**How to complete this task**: Set down all the data again. Change nothing.

**Records for this task**:
BEGIN

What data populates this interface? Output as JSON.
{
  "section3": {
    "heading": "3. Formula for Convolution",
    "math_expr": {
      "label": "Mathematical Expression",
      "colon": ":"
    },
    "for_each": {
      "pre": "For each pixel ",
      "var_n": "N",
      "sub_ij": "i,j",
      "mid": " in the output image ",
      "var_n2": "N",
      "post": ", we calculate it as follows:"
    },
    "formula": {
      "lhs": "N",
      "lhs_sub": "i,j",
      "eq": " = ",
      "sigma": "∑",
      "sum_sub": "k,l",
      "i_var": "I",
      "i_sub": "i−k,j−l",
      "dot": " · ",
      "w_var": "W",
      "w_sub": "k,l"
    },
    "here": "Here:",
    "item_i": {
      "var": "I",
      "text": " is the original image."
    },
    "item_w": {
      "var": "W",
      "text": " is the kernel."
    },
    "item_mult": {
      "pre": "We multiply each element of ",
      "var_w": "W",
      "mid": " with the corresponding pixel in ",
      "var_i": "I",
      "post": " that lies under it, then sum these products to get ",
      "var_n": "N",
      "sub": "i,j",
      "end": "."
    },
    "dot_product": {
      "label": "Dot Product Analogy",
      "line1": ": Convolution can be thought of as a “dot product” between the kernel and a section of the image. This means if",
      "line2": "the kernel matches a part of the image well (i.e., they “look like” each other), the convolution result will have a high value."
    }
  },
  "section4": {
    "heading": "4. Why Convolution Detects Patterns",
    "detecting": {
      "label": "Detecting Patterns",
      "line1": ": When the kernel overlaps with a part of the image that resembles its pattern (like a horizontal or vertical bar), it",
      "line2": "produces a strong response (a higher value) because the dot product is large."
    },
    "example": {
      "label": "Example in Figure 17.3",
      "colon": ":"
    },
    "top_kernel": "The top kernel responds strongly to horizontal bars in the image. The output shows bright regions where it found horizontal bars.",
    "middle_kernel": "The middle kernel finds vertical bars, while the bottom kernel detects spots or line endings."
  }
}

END

**Answer section**:
What data populates this interface? Output as JSON.
{
  "section3": {
    "heading": "3. Formula for Convolution",
    "math_expr": {
      "label": "Mathematical Expression",
      "colon": ":"
    },
    "for_each": {
      "pre": "For each pixel ",
      "var_n": "N",
      "sub_ij": "i,j",
      "mid": " in the output image ",
      "var_n2": "N",
      "post": ", we calculate it as follows:"
    },
    "formula": {
      "lhs": "N",
      "lhs_sub": "i,j",
      "eq": " = ",
      "sigma": "∑",
      "sum_sub": "k,l",
      "i_var": "I",
      "i_sub": "i−k,j−l",
      "dot": " · ",
      "w_var": "W",
      "w_sub": "k,l"
    },
    "here": "Here:",
    "item_i": {
      "var": "I",
      "text": " is the original image."
    },
    "item_w": {
      "var": "W",
      "text": " is the kernel."
    },
    "item_mult": {
      "pre": "We multiply each element of ",
      "var_w": "W",
      "mid": " with the corresponding pixel in ",
      "var_i": "I",
      "post": " that lies under it, then sum these products to get ",
      "var_n": "N",
      "sub": "i,j",
      "end": "."
    },
    "dot_product": {
      "label": "Dot Product Analogy",
      "line1": ": Convolution can be thought of as a “dot product” between the kernel and a section of the image. This means if",
      "line2": "the kernel matches a part of the image well (i.e., they “look like” each other), the convolution result will have a high value."
    }
  },
  "section4": {
    "heading": "4. Why Convolution Detects Patterns",
    "detecting": {
      "label": "Detecting Patterns",
      "line1": ": When the kernel overlaps with a part of the image that resembles its pattern (like a horizontal or vertical bar), it",
      "line2": "produces a strong response (a higher value) because the dot product is large."
    },
    "example": {
      "label": "Example in Figure 17.3",
      "colon": ":"
    },
    "top_kernel": "The top kernel responds strongly to horizontal bars in the image. The output shows bright regions where it found horizontal bars.",
    "middle_kernel": "The middle kernel finds vertical bars, while the bottom kernel detects spots or line endings."
  }
}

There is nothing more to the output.